  • Select2 is a nice idea in theory, but horrible in practice. It was the first thing to go.

  • We ditched Bootstrap awhile ago in favor of a JSS strategy, and have gotten all sorts of sexy animations and effects because of it. That’s caused us to have to up our game with regard to animation-based UI design. We use the Day Made of Glass Videos as our design vision.

  • As you dive deeper in the UI rabbit hole, and ask yourself ‘how do we implement this ERP style interface using modern programming techniques’, a few design patterns start emerging:

  • I’d highly recommend Schwesinger’s The Form Book if you’re going to dive deep into this domain.

  • Be sure to check out the keybindings on the CKCC demo app. Command+Control+L and Command+Control+R should get you some of the sliding docks that you’re asking about. Actually, Command+Control and just about any key on the keyboard will toggle some animation or another. (Some/most of the animations are experimental; so if the layout gets into a funky state; refresh the browser.)

  • The Form Builder has some nice examples of dynamic layouts, with panes sliding into their respective positions.

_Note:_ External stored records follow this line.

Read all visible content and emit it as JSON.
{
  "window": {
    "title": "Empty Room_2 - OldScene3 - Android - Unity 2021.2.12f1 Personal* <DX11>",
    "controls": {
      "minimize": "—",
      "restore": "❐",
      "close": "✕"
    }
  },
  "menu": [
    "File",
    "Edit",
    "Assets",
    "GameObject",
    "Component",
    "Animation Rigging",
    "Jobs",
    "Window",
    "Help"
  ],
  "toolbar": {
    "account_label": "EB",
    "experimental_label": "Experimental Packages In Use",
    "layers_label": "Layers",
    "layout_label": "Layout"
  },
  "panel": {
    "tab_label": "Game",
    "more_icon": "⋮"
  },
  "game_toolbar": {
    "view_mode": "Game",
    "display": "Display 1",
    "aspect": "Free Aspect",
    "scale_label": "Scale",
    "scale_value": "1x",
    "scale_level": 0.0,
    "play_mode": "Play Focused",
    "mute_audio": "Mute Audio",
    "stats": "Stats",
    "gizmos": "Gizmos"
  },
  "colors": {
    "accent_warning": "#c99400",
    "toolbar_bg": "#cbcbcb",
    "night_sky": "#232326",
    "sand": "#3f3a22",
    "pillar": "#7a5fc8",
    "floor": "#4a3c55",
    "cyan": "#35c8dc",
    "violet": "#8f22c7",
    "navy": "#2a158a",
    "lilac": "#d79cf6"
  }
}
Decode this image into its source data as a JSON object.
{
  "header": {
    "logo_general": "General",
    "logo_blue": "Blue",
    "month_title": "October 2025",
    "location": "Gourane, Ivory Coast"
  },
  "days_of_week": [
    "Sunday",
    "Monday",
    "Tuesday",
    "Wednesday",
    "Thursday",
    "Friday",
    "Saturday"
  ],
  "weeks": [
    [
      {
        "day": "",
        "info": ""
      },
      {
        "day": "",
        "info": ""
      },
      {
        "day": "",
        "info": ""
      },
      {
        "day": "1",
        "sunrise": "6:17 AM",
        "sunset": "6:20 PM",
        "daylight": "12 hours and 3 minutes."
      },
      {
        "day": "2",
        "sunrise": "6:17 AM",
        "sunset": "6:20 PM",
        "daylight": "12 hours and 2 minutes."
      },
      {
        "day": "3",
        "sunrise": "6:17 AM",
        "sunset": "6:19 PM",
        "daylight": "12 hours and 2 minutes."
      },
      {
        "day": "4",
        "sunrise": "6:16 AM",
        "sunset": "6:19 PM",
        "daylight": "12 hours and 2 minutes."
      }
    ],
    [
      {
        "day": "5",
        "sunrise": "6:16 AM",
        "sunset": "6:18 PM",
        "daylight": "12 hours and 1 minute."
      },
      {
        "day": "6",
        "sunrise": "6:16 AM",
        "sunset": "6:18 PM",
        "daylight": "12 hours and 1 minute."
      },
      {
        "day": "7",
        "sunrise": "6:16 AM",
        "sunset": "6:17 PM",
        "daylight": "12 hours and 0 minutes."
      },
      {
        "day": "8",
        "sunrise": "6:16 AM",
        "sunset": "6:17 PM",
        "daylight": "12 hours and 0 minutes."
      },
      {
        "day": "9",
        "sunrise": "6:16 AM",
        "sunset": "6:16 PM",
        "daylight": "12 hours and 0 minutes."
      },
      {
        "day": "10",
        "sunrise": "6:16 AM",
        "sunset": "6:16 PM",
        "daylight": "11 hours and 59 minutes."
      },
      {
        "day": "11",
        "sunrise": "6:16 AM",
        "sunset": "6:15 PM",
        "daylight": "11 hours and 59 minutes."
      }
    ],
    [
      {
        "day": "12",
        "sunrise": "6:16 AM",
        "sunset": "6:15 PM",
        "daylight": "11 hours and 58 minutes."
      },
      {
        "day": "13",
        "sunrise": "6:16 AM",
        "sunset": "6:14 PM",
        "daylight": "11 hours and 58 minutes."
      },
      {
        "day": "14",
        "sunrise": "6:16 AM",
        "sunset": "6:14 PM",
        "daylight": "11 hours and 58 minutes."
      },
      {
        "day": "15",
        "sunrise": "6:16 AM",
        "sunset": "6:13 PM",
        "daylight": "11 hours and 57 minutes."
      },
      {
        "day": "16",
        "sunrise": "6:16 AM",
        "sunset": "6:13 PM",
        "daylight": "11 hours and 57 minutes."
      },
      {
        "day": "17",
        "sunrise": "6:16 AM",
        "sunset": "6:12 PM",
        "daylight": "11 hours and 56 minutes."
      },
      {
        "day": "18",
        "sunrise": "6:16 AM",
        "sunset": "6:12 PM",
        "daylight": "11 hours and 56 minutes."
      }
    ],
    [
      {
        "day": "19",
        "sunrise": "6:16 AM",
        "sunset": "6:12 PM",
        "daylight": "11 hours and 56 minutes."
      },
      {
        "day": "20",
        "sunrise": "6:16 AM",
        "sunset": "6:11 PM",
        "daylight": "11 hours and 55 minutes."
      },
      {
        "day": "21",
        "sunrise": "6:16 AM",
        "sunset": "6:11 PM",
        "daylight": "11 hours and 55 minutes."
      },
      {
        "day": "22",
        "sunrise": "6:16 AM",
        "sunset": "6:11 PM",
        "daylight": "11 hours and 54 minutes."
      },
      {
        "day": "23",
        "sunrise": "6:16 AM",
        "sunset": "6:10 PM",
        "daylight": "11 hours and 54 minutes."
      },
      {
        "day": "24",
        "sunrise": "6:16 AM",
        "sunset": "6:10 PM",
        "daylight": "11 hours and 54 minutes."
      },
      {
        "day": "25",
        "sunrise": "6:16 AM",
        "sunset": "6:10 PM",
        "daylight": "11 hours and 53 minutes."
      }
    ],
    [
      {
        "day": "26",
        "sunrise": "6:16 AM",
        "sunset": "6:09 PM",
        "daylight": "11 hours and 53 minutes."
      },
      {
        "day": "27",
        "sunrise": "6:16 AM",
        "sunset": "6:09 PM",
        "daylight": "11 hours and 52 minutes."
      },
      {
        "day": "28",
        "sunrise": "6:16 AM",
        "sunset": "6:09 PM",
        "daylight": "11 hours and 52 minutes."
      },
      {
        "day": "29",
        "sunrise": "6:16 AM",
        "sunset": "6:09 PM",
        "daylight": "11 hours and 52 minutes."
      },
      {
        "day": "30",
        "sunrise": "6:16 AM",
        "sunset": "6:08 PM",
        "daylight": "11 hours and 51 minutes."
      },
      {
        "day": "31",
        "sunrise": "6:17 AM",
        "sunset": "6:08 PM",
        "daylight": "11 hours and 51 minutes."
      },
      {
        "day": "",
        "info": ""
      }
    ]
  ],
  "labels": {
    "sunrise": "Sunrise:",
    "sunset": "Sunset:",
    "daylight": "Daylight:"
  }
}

  • We’re in the process of writing up a series of architecture documents that will explain the approach in more detail. So, if you hang on for another month or two, we’ll have some flow charts, storyboards, and other relevant design docs to contribute.